If you have any questions about whether ridesharing is legal where you live, make a few phone calls. Start with your city government or police department. Current rideshare drivers in your city might be another good resource. Ridesharing companies’ websites don’t always reflect recent court decisions.
What kind of insurance do drivers need?
Even if it’s legal for you to become a rideshare driver, your auto insurer might not like it. Unless you buy a special policy, your insurance company is unlikely to cover any expenses arising from accidents that occur when you’re driving for Uber or Lyft. Your insurer could even cancel your personal policy if it finds out you haven’t disclosed you work as a driver for one of the ridesharing services.
However, a growing number of companies are now offering ridesharing insurance programs to supplement coverage that Uber and Lyft provide. Typically, these special policies cost far less than the traditional commercial insurance a professional taxi driver would buy. The details vary, but generally these plans offer beefed-up protection during the coverage gap that occurs when the driver is signed in to the ridesharing app and waiting for a fare. Allstate, Erie, USAA, Progressive, Farmers, MetLife, Metromile and Geico all have ridesharing insurance policies available in at least some states.

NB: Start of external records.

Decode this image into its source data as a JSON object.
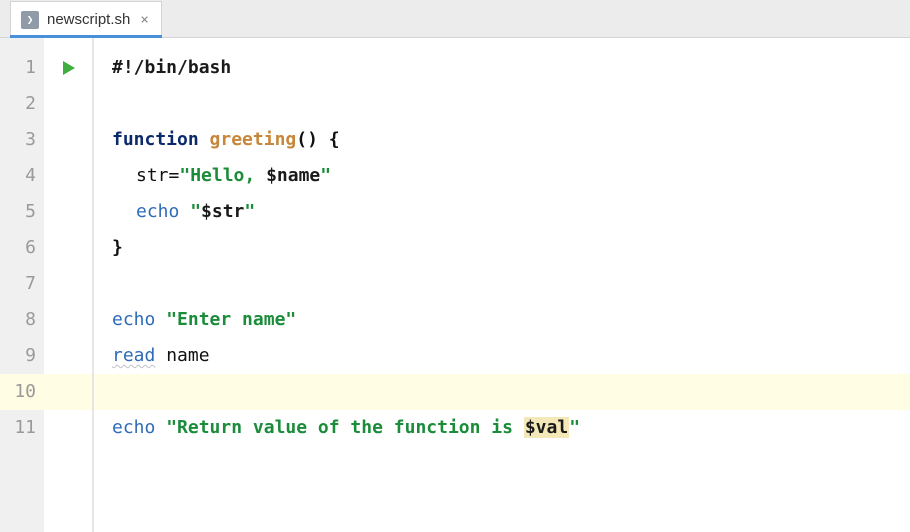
{
  "tab": {
    "filename": "newscript.sh",
    "close_glyph": "×",
    "icon_glyph": "❯"
  },
  "gutter": {
    "lines": [
      "1",
      "2",
      "3",
      "4",
      "5",
      "6",
      "7",
      "8",
      "9",
      "10",
      "11"
    ],
    "current": 10
  },
  "code": {
    "l1": {
      "shebang": "#!/bin/bash"
    },
    "l3": {
      "kw": "function",
      "sp": " ",
      "fn": "greeting",
      "after": "() {"
    },
    "l4": {
      "id": "str=",
      "str1": "\"Hello, ",
      "var": "$name",
      "str2": "\""
    },
    "l5": {
      "cmd": "echo",
      "sp": " ",
      "str1": "\"",
      "var": "$str",
      "str2": "\""
    },
    "l6": {
      "brace": "}"
    },
    "l8": {
      "cmd": "echo",
      "sp": " ",
      "str": "\"Enter name\""
    },
    "l9": {
      "cmd": "read",
      "sp": " ",
      "id": "name"
    },
    "l11": {
      "cmd": "echo",
      "sp": " ",
      "str1": "\"Return value of the function is ",
      "var": "$val",
      "str2": "\""
    }
  }
}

If you can’t get ridesharing insurance as part of your personal policy, you’ll have to buy a commercial insurance policy to be fully protected. These plans have higher liability limits than a typical plan and may also cover rental reimbursement and other services. They’re also pricey. According to insurance agent group Trusted Choice, the average commercial policy for a passenger car costs from $1, 200 to $2, 400 per year, and some drivers have been quoted much higher rates.
» MORE: Best auto insurance options for rideshare drivers

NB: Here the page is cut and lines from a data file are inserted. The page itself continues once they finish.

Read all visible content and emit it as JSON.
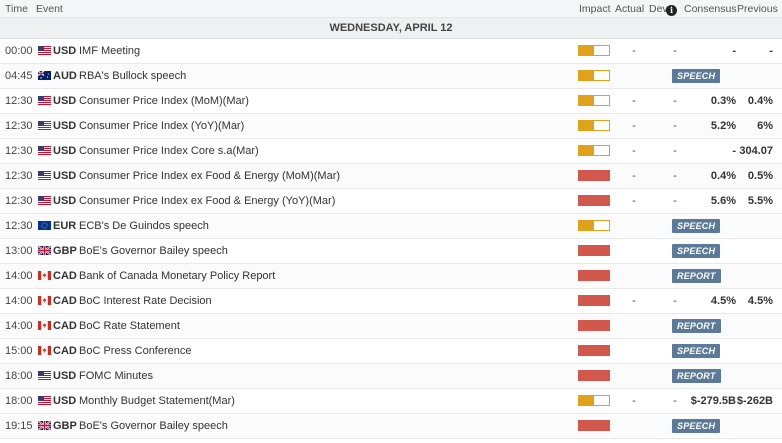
{
  "header": {
    "time": "Time",
    "event": "Event",
    "impact": "Impact",
    "actual": "Actual",
    "dev": "Dev",
    "info_icon": "info-icon",
    "consensus": "Consensus",
    "previous": "Previous"
  },
  "date_header": "WEDNESDAY, APRIL 12",
  "colors": {
    "impact_medium": "#e0a21b",
    "impact_high": "#d2574c",
    "tag_bg": "#5b7a99"
  },
  "rows": [
    {
      "time": "00:00",
      "flag": "us-flag-icon",
      "currency": "USD",
      "event": "IMF Meeting",
      "impact": "medium",
      "actual": "-",
      "dev": "-",
      "consensus": "-",
      "previous": "-",
      "tag": ""
    },
    {
      "time": "04:45",
      "flag": "au-flag-icon",
      "currency": "AUD",
      "event": "RBA's Bullock speech",
      "impact": "medium",
      "actual": "",
      "dev": "",
      "consensus": "",
      "previous": "",
      "tag": "SPEECH"
    },
    {
      "time": "12:30",
      "flag": "us-flag-icon",
      "currency": "USD",
      "event": "Consumer Price Index (MoM)(Mar)",
      "impact": "medium",
      "actual": "-",
      "dev": "-",
      "consensus": "0.3%",
      "previous": "0.4%",
      "tag": ""
    },
    {
      "time": "12:30",
      "flag": "us-flag-icon",
      "currency": "USD",
      "event": "Consumer Price Index (YoY)(Mar)",
      "impact": "medium",
      "actual": "-",
      "dev": "-",
      "consensus": "5.2%",
      "previous": "6%",
      "tag": ""
    },
    {
      "time": "12:30",
      "flag": "us-flag-icon",
      "currency": "USD",
      "event": "Consumer Price Index Core s.a(Mar)",
      "impact": "medium",
      "actual": "-",
      "dev": "-",
      "consensus": "-",
      "previous": "304.07",
      "tag": ""
    },
    {
      "time": "12:30",
      "flag": "us-flag-icon",
      "currency": "USD",
      "event": "Consumer Price Index ex Food & Energy (MoM)(Mar)",
      "impact": "high",
      "actual": "-",
      "dev": "-",
      "consensus": "0.4%",
      "previous": "0.5%",
      "tag": ""
    },
    {
      "time": "12:30",
      "flag": "us-flag-icon",
      "currency": "USD",
      "event": "Consumer Price Index ex Food & Energy (YoY)(Mar)",
      "impact": "high",
      "actual": "-",
      "dev": "-",
      "consensus": "5.6%",
      "previous": "5.5%",
      "tag": ""
    },
    {
      "time": "12:30",
      "flag": "eu-flag-icon",
      "currency": "EUR",
      "event": "ECB's De Guindos speech",
      "impact": "medium",
      "actual": "",
      "dev": "",
      "consensus": "",
      "previous": "",
      "tag": "SPEECH"
    },
    {
      "time": "13:00",
      "flag": "gb-flag-icon",
      "currency": "GBP",
      "event": "BoE's Governor Bailey speech",
      "impact": "high",
      "actual": "",
      "dev": "",
      "consensus": "",
      "previous": "",
      "tag": "SPEECH"
    },
    {
      "time": "14:00",
      "flag": "ca-flag-icon",
      "currency": "CAD",
      "event": "Bank of Canada Monetary Policy Report",
      "impact": "high",
      "actual": "",
      "dev": "",
      "consensus": "",
      "previous": "",
      "tag": "REPORT"
    },
    {
      "time": "14:00",
      "flag": "ca-flag-icon",
      "currency": "CAD",
      "event": "BoC Interest Rate Decision",
      "impact": "high",
      "actual": "-",
      "dev": "-",
      "consensus": "4.5%",
      "previous": "4.5%",
      "tag": ""
    },
    {
      "time": "14:00",
      "flag": "ca-flag-icon",
      "currency": "CAD",
      "event": "BoC Rate Statement",
      "impact": "high",
      "actual": "",
      "dev": "",
      "consensus": "",
      "previous": "",
      "tag": "REPORT"
    },
    {
      "time": "15:00",
      "flag": "ca-flag-icon",
      "currency": "CAD",
      "event": "BoC Press Conference",
      "impact": "high",
      "actual": "",
      "dev": "",
      "consensus": "",
      "previous": "",
      "tag": "SPEECH"
    },
    {
      "time": "18:00",
      "flag": "us-flag-icon",
      "currency": "USD",
      "event": "FOMC Minutes",
      "impact": "high",
      "actual": "",
      "dev": "",
      "consensus": "",
      "previous": "",
      "tag": "REPORT"
    },
    {
      "time": "18:00",
      "flag": "us-flag-icon",
      "currency": "USD",
      "event": "Monthly Budget Statement(Mar)",
      "impact": "medium",
      "actual": "-",
      "dev": "-",
      "consensus": "$-279.5B",
      "previous": "$-262B",
      "tag": ""
    },
    {
      "time": "19:15",
      "flag": "gb-flag-icon",
      "currency": "GBP",
      "event": "BoE's Governor Bailey speech",
      "impact": "high",
      "actual": "",
      "dev": "",
      "consensus": "",
      "previous": "",
      "tag": "SPEECH"
    }
  ]
}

What do Uber and Lyft cover?
Both Uber and Lyft provide up to $1 million in liability protection and other insurance benefits, at least while you’re carrying passengers. Here’s a look at the details:
You may have more coverage, depending on state and city regulations.
Neither Uber nor Lyft will cover you if you’re not signed in to the app, which means you’ll still need a personal insurance policy, no matter what protections your ridesharing company offers.
What happens if you have an accident?
If you have an accident while you’re carrying passengers or on your way to a fare, Uber and Lyft will cover medical expenses and other damages up to $1 million, even if an uninsured or underinsured driver is involved. The $1 million limit is much higher than most drivers — even taxi drivers in many major cities — carry in liability coverage.
You can also draw on comprehensive and collision coverage offered by the ridesharing companies, as long as you also have such coverage on your personal insurance. Beware, though: Deductibles are high, and the policies apply only while you’re carrying passengers.